> _DATASET_
────────────────────────────────────────

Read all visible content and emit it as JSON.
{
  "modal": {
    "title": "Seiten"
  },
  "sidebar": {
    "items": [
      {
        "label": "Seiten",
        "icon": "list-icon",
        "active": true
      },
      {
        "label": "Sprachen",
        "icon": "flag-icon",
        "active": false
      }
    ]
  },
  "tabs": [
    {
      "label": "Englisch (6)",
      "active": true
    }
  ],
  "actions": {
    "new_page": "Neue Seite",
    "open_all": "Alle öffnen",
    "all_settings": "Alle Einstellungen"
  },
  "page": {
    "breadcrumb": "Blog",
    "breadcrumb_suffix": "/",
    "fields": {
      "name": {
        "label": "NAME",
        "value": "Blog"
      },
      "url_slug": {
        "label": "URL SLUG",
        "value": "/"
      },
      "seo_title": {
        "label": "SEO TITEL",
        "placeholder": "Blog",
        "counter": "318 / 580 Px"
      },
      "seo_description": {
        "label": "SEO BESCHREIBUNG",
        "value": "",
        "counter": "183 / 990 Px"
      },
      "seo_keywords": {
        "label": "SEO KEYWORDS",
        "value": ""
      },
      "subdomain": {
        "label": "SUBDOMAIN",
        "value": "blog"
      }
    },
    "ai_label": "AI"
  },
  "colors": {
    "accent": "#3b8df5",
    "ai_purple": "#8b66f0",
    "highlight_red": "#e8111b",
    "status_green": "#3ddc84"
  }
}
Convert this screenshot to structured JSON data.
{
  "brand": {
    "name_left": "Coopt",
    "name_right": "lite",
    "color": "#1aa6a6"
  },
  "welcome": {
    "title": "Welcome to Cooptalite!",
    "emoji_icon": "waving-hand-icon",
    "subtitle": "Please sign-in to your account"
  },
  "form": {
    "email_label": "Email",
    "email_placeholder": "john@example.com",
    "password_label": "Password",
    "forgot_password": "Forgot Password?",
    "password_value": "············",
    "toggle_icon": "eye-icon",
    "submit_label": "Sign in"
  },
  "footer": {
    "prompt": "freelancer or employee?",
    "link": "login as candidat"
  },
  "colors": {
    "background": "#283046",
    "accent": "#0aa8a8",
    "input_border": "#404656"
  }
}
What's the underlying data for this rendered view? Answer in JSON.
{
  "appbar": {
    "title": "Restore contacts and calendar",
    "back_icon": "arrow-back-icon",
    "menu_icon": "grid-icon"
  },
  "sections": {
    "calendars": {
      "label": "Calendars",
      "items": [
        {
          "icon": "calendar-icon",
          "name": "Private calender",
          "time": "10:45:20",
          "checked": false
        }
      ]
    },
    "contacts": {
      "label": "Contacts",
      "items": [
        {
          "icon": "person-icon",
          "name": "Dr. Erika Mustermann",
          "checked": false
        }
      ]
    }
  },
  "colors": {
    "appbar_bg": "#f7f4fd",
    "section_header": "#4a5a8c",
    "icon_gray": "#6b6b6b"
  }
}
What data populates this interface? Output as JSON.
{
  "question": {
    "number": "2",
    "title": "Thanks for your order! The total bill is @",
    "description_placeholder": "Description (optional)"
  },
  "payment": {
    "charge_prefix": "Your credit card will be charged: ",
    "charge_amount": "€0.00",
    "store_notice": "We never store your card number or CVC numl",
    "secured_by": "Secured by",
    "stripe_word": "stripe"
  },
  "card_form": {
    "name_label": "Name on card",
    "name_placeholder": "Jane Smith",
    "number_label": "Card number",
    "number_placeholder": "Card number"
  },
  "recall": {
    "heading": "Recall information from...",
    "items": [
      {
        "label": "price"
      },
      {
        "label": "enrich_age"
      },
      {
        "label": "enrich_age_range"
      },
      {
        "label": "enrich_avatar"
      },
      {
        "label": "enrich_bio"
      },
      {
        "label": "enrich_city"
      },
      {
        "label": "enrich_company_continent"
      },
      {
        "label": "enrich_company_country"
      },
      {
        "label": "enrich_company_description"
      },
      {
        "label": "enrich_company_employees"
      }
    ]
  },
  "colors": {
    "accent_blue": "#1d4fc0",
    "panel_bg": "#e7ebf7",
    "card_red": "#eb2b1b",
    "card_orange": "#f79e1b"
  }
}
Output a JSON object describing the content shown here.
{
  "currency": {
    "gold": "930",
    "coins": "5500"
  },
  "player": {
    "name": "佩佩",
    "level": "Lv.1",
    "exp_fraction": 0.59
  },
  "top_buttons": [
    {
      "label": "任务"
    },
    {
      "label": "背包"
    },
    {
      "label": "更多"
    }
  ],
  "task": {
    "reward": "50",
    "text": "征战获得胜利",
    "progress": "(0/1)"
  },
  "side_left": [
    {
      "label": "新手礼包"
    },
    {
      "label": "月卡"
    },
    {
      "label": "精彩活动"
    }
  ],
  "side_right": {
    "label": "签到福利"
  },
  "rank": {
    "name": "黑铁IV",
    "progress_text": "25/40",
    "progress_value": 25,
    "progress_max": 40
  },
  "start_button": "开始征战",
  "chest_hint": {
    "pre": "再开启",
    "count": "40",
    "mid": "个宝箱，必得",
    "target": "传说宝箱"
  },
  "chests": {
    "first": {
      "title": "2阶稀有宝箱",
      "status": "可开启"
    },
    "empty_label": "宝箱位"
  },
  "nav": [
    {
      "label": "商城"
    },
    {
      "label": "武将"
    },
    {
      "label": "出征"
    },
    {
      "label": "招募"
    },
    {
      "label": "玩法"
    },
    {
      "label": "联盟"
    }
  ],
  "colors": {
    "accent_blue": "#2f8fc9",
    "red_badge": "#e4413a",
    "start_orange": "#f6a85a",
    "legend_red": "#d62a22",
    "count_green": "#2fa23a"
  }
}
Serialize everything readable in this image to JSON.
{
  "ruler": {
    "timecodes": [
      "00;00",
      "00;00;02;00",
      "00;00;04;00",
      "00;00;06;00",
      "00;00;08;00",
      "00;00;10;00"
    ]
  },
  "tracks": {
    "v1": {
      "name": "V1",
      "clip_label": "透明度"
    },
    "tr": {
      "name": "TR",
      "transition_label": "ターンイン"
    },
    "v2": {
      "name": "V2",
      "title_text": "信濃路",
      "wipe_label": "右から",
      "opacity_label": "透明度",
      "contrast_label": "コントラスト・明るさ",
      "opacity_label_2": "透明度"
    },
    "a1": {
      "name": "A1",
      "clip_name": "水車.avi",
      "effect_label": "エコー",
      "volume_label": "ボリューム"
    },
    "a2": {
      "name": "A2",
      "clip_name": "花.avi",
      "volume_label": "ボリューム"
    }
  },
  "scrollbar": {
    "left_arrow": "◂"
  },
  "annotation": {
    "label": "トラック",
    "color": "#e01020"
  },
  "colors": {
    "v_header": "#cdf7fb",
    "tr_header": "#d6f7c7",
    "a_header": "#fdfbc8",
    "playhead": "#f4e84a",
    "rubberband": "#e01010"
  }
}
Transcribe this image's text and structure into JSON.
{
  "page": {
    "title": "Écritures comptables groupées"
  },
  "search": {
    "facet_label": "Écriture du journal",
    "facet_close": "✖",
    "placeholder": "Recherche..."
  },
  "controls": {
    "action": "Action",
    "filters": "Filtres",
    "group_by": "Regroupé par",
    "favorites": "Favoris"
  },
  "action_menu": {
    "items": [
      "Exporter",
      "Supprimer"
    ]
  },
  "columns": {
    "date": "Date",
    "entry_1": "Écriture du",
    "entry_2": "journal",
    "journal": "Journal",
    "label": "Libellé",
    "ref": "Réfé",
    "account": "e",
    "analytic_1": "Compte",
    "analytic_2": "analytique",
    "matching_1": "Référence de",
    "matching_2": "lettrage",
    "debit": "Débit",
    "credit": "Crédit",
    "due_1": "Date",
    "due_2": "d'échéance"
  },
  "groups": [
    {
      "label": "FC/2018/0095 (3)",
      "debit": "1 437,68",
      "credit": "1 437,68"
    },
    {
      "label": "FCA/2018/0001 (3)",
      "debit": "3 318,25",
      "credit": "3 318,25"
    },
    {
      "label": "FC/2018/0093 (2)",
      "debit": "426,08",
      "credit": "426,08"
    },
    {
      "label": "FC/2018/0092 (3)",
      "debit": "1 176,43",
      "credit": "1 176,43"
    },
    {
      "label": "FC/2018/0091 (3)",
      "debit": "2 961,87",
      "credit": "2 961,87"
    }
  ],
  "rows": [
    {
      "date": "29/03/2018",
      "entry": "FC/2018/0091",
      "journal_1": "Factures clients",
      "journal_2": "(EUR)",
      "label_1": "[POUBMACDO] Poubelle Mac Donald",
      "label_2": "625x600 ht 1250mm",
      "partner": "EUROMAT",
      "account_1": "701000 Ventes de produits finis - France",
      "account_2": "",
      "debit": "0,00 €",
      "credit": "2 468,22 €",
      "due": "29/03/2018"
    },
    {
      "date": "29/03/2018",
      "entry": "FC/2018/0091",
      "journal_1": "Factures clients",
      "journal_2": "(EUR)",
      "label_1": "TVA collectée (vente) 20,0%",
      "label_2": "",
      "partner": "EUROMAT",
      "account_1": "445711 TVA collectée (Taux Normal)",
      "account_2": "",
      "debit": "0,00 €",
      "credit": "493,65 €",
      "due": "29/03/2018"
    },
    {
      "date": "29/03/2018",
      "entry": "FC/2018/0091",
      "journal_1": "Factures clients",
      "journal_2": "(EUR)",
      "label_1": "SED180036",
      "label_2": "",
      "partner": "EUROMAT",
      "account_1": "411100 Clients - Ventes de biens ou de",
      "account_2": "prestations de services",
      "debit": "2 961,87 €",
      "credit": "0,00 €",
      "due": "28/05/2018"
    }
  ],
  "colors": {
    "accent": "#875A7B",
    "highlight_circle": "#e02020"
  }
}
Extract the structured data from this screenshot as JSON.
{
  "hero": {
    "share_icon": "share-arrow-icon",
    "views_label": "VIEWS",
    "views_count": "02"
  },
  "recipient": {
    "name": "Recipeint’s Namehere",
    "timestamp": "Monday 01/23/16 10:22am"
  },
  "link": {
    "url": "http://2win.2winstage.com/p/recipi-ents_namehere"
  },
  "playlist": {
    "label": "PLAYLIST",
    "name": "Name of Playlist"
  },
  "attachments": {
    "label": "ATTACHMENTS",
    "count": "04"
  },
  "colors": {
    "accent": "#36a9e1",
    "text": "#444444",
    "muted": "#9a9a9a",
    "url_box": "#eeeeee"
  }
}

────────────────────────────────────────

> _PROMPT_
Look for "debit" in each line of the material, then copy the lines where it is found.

> _RESULT OF THE EXERCISE_
    "debit": "Débit",
      "debit": "1 437,68",
      "debit": "3 318,25",
      "debit": "426,08",
      "debit": "1 176,43",
      "debit": "2 961,87",
      "debit": "0,00 €",
      "debit": "0,00 €",
      "debit": "2 961,87 €",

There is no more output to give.